In concrete terms, GDP amounted to 3.027 trillion euros ($3.3 trillion) in 2015, the first time ever that it has topped the three-trillion mark, Destatis said.
Output was generated by more than 43 million people in employment, the highest level since unification in 1990, Destatis said.
Looking at the fourth quarter alone, the statisticians did not provide any concrete growth figures for the period from October to December, which are not scheduled to be released until February 12.
But in a very rough estimate, Destatis said it was pencilling in growth of "about a quarter of a percent" for the last three months of 2015, compared with 0.3 percent in the preceding quarter.

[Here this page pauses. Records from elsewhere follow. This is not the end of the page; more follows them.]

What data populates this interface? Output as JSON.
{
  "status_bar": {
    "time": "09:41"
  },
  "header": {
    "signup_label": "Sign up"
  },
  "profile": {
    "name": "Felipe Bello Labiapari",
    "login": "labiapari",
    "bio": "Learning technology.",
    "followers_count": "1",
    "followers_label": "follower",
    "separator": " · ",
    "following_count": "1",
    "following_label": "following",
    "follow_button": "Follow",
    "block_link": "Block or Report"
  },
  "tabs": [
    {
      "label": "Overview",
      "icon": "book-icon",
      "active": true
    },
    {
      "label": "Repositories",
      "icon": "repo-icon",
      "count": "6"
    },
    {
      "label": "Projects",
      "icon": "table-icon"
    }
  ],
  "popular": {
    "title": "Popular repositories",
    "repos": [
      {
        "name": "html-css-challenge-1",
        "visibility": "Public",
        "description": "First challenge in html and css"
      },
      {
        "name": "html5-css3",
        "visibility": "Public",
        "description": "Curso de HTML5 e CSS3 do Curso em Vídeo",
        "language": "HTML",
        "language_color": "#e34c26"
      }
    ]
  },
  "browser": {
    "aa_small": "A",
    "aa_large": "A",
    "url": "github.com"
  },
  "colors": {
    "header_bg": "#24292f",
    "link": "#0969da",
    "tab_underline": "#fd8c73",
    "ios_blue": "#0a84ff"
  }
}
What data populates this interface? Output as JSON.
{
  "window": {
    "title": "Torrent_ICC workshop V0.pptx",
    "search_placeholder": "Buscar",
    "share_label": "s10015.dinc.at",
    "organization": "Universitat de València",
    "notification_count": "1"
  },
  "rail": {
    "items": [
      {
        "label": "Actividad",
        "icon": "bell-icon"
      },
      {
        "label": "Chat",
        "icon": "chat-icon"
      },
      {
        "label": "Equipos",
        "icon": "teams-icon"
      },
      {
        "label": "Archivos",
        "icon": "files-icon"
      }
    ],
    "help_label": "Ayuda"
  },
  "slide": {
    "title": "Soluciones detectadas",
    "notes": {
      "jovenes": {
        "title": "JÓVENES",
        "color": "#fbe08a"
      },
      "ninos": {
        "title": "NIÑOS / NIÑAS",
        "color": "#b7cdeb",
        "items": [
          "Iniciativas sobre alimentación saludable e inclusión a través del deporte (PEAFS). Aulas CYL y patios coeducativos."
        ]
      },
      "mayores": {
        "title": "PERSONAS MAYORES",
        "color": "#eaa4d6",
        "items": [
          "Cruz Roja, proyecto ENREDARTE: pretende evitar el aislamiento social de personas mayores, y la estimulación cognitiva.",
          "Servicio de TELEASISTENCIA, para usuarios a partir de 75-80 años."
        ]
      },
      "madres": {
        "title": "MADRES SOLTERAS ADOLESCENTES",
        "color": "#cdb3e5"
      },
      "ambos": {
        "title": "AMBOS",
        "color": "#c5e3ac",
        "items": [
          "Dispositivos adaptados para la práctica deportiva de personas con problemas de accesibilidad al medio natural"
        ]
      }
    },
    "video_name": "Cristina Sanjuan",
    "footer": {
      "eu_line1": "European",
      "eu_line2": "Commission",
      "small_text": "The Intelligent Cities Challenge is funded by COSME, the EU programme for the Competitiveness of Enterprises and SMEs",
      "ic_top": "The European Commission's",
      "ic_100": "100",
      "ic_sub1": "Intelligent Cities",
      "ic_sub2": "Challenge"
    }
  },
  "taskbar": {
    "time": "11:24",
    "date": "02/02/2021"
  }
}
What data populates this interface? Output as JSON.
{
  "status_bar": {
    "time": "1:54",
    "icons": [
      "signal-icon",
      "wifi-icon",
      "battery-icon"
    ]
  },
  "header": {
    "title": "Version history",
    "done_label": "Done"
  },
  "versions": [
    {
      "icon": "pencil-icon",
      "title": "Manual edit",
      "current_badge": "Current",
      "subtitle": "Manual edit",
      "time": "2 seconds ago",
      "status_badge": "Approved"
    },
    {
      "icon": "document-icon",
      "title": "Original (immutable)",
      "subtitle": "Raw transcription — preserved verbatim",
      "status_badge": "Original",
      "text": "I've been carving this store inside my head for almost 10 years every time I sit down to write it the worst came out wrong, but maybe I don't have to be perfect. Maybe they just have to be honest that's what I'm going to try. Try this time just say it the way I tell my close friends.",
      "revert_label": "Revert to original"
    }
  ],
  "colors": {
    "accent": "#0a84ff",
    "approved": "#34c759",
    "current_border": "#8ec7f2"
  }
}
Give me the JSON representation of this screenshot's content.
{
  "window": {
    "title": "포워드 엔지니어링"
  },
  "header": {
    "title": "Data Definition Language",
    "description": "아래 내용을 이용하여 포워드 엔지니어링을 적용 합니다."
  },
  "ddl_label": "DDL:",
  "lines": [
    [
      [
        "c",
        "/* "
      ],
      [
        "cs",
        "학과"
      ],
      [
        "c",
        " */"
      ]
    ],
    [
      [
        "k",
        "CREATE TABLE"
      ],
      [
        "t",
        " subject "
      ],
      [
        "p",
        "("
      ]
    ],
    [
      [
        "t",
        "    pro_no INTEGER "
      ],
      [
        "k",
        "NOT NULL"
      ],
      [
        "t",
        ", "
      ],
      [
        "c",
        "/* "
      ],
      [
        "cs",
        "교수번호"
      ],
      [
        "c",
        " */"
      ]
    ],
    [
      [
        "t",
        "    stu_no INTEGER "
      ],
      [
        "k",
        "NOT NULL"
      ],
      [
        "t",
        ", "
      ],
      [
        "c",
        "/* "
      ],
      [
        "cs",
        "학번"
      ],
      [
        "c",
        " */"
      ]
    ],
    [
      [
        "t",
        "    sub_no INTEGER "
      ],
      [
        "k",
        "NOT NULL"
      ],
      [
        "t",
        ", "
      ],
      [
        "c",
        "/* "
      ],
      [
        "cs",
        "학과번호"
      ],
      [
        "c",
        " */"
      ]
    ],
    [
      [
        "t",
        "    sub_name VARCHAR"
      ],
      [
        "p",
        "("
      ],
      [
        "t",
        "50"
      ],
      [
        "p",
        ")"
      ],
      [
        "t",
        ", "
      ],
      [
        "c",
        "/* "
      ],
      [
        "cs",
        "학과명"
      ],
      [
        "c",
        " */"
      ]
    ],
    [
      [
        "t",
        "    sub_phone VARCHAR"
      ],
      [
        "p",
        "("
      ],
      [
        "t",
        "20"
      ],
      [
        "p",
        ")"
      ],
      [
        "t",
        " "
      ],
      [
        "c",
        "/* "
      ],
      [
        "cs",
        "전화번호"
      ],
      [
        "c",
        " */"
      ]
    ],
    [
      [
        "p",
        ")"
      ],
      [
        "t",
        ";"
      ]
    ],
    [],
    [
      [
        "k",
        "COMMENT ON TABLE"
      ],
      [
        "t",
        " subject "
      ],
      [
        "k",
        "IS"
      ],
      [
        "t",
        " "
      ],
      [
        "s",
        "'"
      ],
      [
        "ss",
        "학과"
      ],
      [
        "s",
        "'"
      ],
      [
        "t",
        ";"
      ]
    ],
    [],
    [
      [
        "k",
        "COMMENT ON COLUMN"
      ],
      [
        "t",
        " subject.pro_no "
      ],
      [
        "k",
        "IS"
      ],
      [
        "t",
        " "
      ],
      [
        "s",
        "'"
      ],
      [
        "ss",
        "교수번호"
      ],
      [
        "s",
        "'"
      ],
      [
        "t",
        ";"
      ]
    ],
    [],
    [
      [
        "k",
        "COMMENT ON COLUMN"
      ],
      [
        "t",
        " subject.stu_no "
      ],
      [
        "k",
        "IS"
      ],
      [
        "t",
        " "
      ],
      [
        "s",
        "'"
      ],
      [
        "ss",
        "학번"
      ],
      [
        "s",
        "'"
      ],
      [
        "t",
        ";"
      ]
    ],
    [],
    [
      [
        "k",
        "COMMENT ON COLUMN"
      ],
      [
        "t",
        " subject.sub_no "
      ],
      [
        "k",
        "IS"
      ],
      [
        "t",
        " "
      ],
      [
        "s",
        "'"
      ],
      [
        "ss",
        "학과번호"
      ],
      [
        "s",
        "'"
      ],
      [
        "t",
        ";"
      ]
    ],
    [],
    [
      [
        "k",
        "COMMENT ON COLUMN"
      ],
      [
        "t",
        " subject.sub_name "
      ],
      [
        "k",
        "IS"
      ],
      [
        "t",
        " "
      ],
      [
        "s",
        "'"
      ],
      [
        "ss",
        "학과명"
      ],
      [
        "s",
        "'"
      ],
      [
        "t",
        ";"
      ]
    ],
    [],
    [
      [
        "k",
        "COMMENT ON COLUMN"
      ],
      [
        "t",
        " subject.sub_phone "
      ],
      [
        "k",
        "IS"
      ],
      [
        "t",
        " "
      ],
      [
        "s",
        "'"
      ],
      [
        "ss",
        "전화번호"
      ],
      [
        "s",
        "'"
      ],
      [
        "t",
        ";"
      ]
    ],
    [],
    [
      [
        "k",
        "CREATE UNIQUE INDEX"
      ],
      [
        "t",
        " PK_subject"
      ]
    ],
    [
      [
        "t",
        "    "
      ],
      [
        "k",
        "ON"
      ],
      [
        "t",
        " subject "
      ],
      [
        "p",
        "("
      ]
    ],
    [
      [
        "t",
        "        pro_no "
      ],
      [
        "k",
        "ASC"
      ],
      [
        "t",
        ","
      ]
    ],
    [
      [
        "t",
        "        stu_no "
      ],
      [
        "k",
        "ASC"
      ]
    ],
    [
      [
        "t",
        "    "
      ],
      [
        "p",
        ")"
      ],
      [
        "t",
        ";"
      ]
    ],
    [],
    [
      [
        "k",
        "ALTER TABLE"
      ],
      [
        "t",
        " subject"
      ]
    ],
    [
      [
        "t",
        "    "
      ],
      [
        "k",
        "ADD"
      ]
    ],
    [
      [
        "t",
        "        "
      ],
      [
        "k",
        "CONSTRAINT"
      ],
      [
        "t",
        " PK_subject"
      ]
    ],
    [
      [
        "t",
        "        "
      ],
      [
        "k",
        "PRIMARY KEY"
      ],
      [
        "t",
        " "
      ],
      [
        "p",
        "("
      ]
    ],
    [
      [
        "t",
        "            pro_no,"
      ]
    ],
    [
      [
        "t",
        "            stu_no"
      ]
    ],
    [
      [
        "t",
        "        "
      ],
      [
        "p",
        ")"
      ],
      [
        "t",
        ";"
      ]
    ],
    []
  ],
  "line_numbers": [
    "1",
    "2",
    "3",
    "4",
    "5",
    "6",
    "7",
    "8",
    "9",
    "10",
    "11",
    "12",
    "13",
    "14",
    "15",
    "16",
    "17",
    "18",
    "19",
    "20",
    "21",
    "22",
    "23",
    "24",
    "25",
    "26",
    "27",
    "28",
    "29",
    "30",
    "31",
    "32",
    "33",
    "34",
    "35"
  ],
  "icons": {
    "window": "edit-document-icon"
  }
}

ING DiBa economist Carsten Brzeski said he put fourth-quarter growth at around 0.4 percent.
- Defies headwinds -
"2015 was the year ... in which the German economy, despite many headwinds like the Greek crisis, the slowdown in emerging markets and China and increased geopolitical uncertainties, continued its recovery," Brzeski said.
It also marked an important step in the rebalancing of the German economy, as private consumption turned out to be an important driver, contributing 1.0 percentage points to growth, he said.
"Looking ahead, the two-speeded recovery, with strong consumption and services on the one hand and sluggish industrial production and exports on the other hand, should continue in 2016," the expert continued.
Consumption should receive a boost from the record influx of refugees, at least in the short term, the analyst argued.
At the same time, low interest rates, low inflation and high employment should also boost growth.
BayernLB economist Stefan Kipar was similarly confident.
"We're projecting a continuation of the moderate growth trend this year, as well," he said, forecasting annual average growth of 1.8 percent.
"Once again, domestic demand will be the main growth engine. And a balanced budget also seems possible, given the favourable economy and high tax revenues, despite the burdens of taking in refugees," Kipar said.
© 2016 AFP